Work to be completed:
The material below must be restated exactly, line by line.
'''
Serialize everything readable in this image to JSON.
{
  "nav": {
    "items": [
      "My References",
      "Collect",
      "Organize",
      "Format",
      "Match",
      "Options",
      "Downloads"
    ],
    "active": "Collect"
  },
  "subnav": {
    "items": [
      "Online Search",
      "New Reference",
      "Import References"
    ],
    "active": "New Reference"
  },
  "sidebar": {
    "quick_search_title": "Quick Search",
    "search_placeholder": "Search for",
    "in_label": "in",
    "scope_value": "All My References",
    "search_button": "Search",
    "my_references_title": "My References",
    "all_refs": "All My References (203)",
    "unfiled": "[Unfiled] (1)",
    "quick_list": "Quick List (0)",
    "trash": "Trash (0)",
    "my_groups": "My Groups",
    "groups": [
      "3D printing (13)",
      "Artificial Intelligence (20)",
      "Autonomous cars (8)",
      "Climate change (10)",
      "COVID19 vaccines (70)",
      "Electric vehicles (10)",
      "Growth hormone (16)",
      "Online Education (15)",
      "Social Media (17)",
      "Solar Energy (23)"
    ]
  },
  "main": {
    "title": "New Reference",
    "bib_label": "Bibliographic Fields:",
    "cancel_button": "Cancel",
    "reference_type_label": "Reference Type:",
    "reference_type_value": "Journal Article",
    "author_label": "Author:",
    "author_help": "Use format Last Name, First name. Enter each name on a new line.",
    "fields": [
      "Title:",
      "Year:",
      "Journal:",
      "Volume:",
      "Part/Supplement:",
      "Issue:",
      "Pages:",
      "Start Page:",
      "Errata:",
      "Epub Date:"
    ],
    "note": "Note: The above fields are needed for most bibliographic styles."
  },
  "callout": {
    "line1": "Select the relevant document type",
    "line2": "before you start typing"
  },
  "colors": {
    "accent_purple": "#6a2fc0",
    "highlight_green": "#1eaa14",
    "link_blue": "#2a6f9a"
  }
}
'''
Response:
Serialize everything readable in this image to JSON.
{
  "nav": {
    "items": [
      "My References",
      "Collect",
      "Organize",
      "Format",
      "Match",
      "Options",
      "Downloads"
    ],
    "active": "Collect"
  },
  "subnav": {
    "items": [
      "Online Search",
      "New Reference",
      "Import References"
    ],
    "active": "New Reference"
  },
  "sidebar": {
    "quick_search_title": "Quick Search",
    "search_placeholder": "Search for",
    "in_label": "in",
    "scope_value": "All My References",
    "search_button": "Search",
    "my_references_title": "My References",
    "all_refs": "All My References (203)",
    "unfiled": "[Unfiled] (1)",
    "quick_list": "Quick List (0)",
    "trash": "Trash (0)",
    "my_groups": "My Groups",
    "groups": [
      "3D printing (13)",
      "Artificial Intelligence (20)",
      "Autonomous cars (8)",
      "Climate change (10)",
      "COVID19 vaccines (70)",
      "Electric vehicles (10)",
      "Growth hormone (16)",
      "Online Education (15)",
      "Social Media (17)",
      "Solar Energy (23)"
    ]
  },
  "main": {
    "title": "New Reference",
    "bib_label": "Bibliographic Fields:",
    "cancel_button": "Cancel",
    "reference_type_label": "Reference Type:",
    "reference_type_value": "Journal Article",
    "author_label": "Author:",
    "author_help": "Use format Last Name, First name. Enter each name on a new line.",
    "fields": [
      "Title:",
      "Year:",
      "Journal:",
      "Volume:",
      "Part/Supplement:",
      "Issue:",
      "Pages:",
      "Start Page:",
      "Errata:",
      "Epub Date:"
    ],
    "note": "Note: The above fields are needed for most bibliographic styles."
  },
  "callout": {
    "line1": "Select the relevant document type",
    "line2": "before you start typing"
  },
  "colors": {
    "accent_purple": "#6a2fc0",
    "highlight_green": "#1eaa14",
    "link_blue": "#2a6f9a"
  }
}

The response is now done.